§ **Your objective**
An exact copy of every entry is required, without the pictures.

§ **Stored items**
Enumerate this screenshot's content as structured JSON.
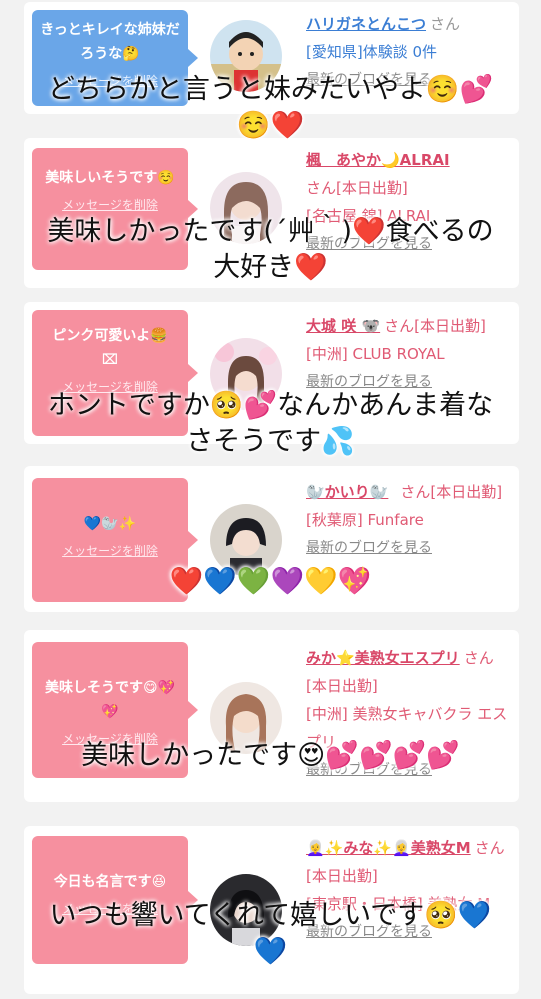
{
  "cards": [
    {
      "bubble_text": "きっとキレイな姉妹だろうな🤔",
      "delete_label": "メッセージを削除",
      "name": "ハリガネとんこつ",
      "honorific": "さん",
      "line2": "[愛知県]体験談 0件",
      "line3": "最新のブログを見る",
      "overlay": "どちらかと言うと妹みたいやよ☺️💕\n☺️❤️"
    },
    {
      "bubble_text": "美味しいそうです☺️",
      "delete_label": "メッセージを削除",
      "name": "楓　あやか🌙ALRAI",
      "honorific": "さん[本日出勤]",
      "line2": "[名古屋 錦] ALRAI",
      "line3": "最新のブログを見る",
      "overlay": "美味しかったです(´艸｀)❤️食べるの\n大好き❤️"
    },
    {
      "bubble_text": "ピンク可愛いよ🍔",
      "bubble_extra": "⌧",
      "delete_label": "メッセージを削除",
      "name": "大城 咲 🐨",
      "honorific": "さん[本日出勤]",
      "line2": "[中洲] CLUB ROYAL",
      "line3": "最新のブログを見る",
      "overlay": "ホントですか🥺💕なんかあんま着な\nさそうです💦"
    },
    {
      "bubble_text": "💙🦭✨",
      "delete_label": "メッセージを削除",
      "name": "🦭かいり🦭",
      "honorific": "さん[本日出勤]",
      "line2": "[秋葉原] Funfare",
      "line3": "最新のブログを見る",
      "overlay": "❤️💙💚💜💛💖"
    },
    {
      "bubble_text": "美味しそうです😋💖💖",
      "delete_label": "メッセージを削除",
      "name": "みか⭐美熟女エスプリ",
      "honorific": "さん[本日出勤]",
      "line2": "[中洲] 美熟女キャバクラ エスプリ",
      "line3": "最新のブログを見る",
      "overlay": "美味しかったです😍💕💕💕💕"
    },
    {
      "bubble_text": "今日も名言です😆",
      "delete_label": "メッセージを削除",
      "name": "👩‍🦳✨みな✨👩‍🦳美熟女M",
      "honorific": "さん[本日出勤]",
      "line2": "[東京駅・日本橋] 美熟女 M",
      "line3": "最新のブログを見る",
      "overlay": "いつも響いてくれて嬉しいです🥺💙\n💙"
    }
  ],
  "colors": {
    "accent_pink": "#f6909f",
    "accent_blue": "#6aa6e8",
    "name_pink": "#d94868",
    "name_blue": "#3b7ed4"
  }
}
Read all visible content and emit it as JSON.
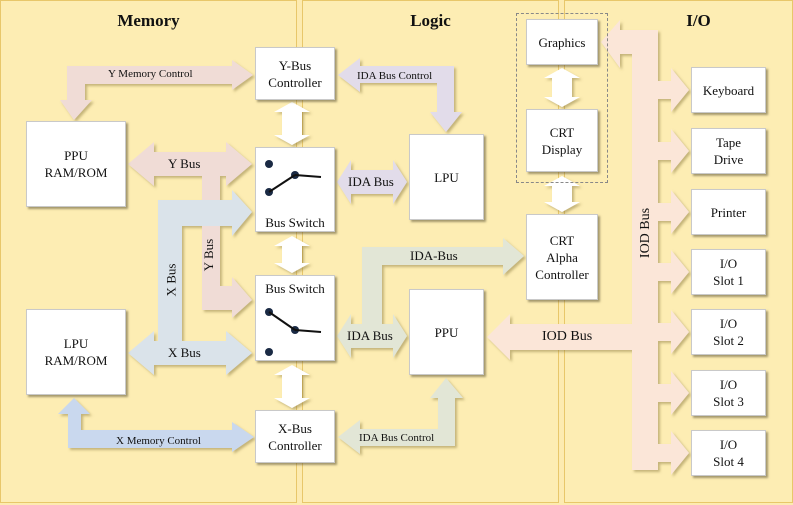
{
  "panels": [
    {
      "id": "memory",
      "title": "Memory"
    },
    {
      "id": "logic",
      "title": "Logic"
    },
    {
      "id": "io",
      "title": "I/O"
    }
  ],
  "blocks": {
    "ppu_ram": "PPU\nRAM/ROM",
    "lpu_ram": "LPU\nRAM/ROM",
    "ybus_ctrl": "Y-Bus\nController",
    "xbus_ctrl": "X-Bus\nController",
    "bus_switch_top": "Bus Switch",
    "bus_switch_bottom": "Bus Switch",
    "lpu": "LPU",
    "ppu": "PPU",
    "graphics": "Graphics",
    "crt_display": "CRT\nDisplay",
    "crt_alpha": "CRT\nAlpha\nController",
    "keyboard": "Keyboard",
    "tape_drive": "Tape\nDrive",
    "printer": "Printer",
    "io_slot1": "I/O\nSlot 1",
    "io_slot2": "I/O\nSlot 2",
    "io_slot3": "I/O\nSlot 3",
    "io_slot4": "I/O\nSlot 4"
  },
  "connections": {
    "y_memory_control": "Y Memory Control",
    "x_memory_control": "X Memory Control",
    "ida_bus_control_top": "IDA Bus Control",
    "ida_bus_control_bottom": "IDA Bus Control",
    "y_bus_horizontal": "Y Bus",
    "y_bus_vertical": "Y Bus",
    "x_bus_horizontal": "X Bus",
    "x_bus_vertical": "X Bus",
    "ida_bus_top": "IDA Bus",
    "ida_bus_bottom": "IDA Bus",
    "ida_bus_crt": "IDA-Bus",
    "iod_bus_horizontal": "IOD Bus",
    "iod_bus_vertical": "IOD Bus"
  },
  "colors": {
    "y_bus": "#f0dcd6",
    "x_bus": "#dae3ea",
    "x_mem_ctrl": "#c9d8ee",
    "ida_top": "#e2dcea",
    "ida_bottom": "#e2e6d6",
    "iod": "#fbe6d8",
    "white_link": "#ffffff"
  }
}
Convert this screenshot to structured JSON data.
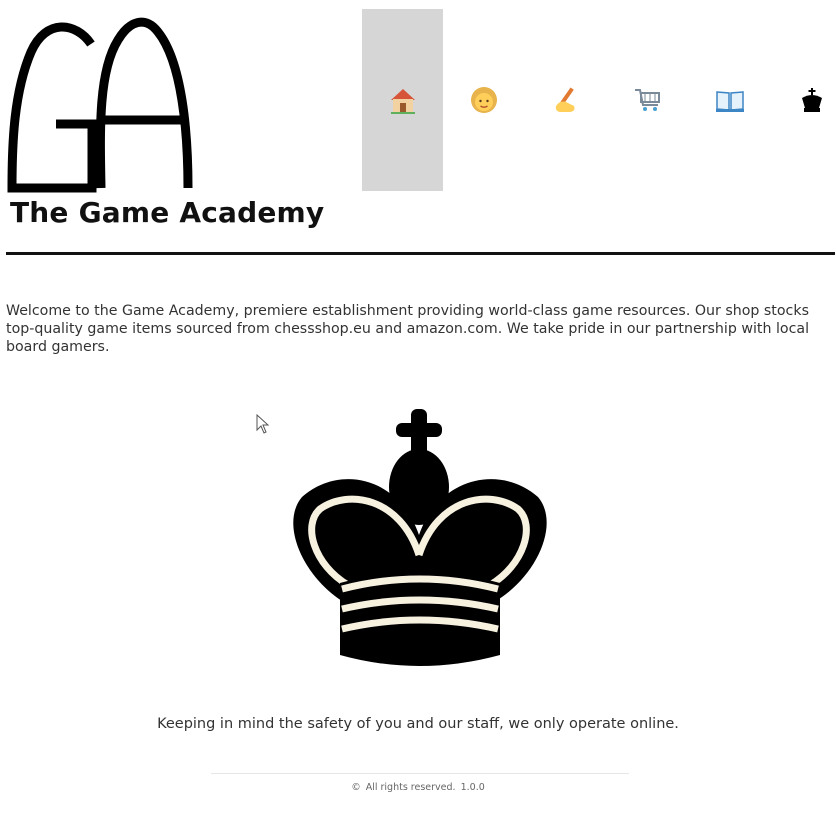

§ **Problem solution**
Enumerate this screenshot's content as structured JSON.
{
  "cards": [
    {
      "bubble_text": "きっとキレイな姉妹だろうな🤔",
      "delete_label": "メッセージを削除",
      "name": "ハリガネとんこつ",
      "honorific": "さん",
      "line2": "[愛知県]体験談 0件",
      "line3": "最新のブログを見る",
      "overlay": "どちらかと言うと妹みたいやよ☺️💕\n☺️❤️"
    },
    {
      "bubble_text": "美味しいそうです☺️",
      "delete_label": "メッセージを削除",
      "name": "楓　あやか🌙ALRAI",
      "honorific": "さん[本日出勤]",
      "line2": "[名古屋 錦] ALRAI",
      "line3": "最新のブログを見る",
      "overlay": "美味しかったです(´艸｀)❤️食べるの\n大好き❤️"
    },
    {
      "bubble_text": "ピンク可愛いよ🍔",
      "bubble_extra": "⌧",
      "delete_label": "メッセージを削除",
      "name": "大城 咲 🐨",
      "honorific": "さん[本日出勤]",
      "line2": "[中洲] CLUB ROYAL",
      "line3": "最新のブログを見る",
      "overlay": "ホントですか🥺💕なんかあんま着な\nさそうです💦"
    },
    {
      "bubble_text": "💙🦭✨",
      "delete_label": "メッセージを削除",
      "name": "🦭かいり🦭",
      "honorific": "さん[本日出勤]",
      "line2": "[秋葉原] Funfare",
      "line3": "最新のブログを見る",
      "overlay": "❤️💙💚💜💛💖"
    },
    {
      "bubble_text": "美味しそうです😋💖💖",
      "delete_label": "メッセージを削除",
      "name": "みか⭐美熟女エスプリ",
      "honorific": "さん[本日出勤]",
      "line2": "[中洲] 美熟女キャバクラ エスプリ",
      "line3": "最新のブログを見る",
      "overlay": "美味しかったです😍💕💕💕💕"
    },
    {
      "bubble_text": "今日も名言です😆",
      "delete_label": "メッセージを削除",
      "name": "👩‍🦳✨みな✨👩‍🦳美熟女M",
      "honorific": "さん[本日出勤]",
      "line2": "[東京駅・日本橋] 美熟女 M",
      "line3": "最新のブログを見る",
      "overlay": "いつも響いてくれて嬉しいです🥺💙\n💙"
    }
  ],
  "colors": {
    "accent_pink": "#f6909f",
    "accent_blue": "#6aa6e8",
    "name_pink": "#d94868",
    "name_blue": "#3b7ed4"
  }
}
Read all visible content and emit it as JSON.
{
  "panels": [
    {
      "id": "memory",
      "title": "Memory"
    },
    {
      "id": "logic",
      "title": "Logic"
    },
    {
      "id": "io",
      "title": "I/O"
    }
  ],
  "blocks": {
    "ppu_ram": "PPU\nRAM/ROM",
    "lpu_ram": "LPU\nRAM/ROM",
    "ybus_ctrl": "Y-Bus\nController",
    "xbus_ctrl": "X-Bus\nController",
    "bus_switch_top": "Bus Switch",
    "bus_switch_bottom": "Bus Switch",
    "lpu": "LPU",
    "ppu": "PPU",
    "graphics": "Graphics",
    "crt_display": "CRT\nDisplay",
    "crt_alpha": "CRT\nAlpha\nController",
    "keyboard": "Keyboard",
    "tape_drive": "Tape\nDrive",
    "printer": "Printer",
    "io_slot1": "I/O\nSlot 1",
    "io_slot2": "I/O\nSlot 2",
    "io_slot3": "I/O\nSlot 3",
    "io_slot4": "I/O\nSlot 4"
  },
  "connections": {
    "y_memory_control": "Y Memory Control",
    "x_memory_control": "X Memory Control",
    "ida_bus_control_top": "IDA Bus Control",
    "ida_bus_control_bottom": "IDA Bus Control",
    "y_bus_horizontal": "Y Bus",
    "y_bus_vertical": "Y Bus",
    "x_bus_horizontal": "X Bus",
    "x_bus_vertical": "X Bus",
    "ida_bus_top": "IDA Bus",
    "ida_bus_bottom": "IDA Bus",
    "ida_bus_crt": "IDA-Bus",
    "iod_bus_horizontal": "IOD Bus",
    "iod_bus_vertical": "IOD Bus"
  },
  "colors": {
    "y_bus": "#f0dcd6",
    "x_bus": "#dae3ea",
    "x_mem_ctrl": "#c9d8ee",
    "ida_top": "#e2dcea",
    "ida_bottom": "#e2e6d6",
    "iod": "#fbe6d8",
    "white_link": "#ffffff"
  }
}
Convert this screenshot to structured JSON data.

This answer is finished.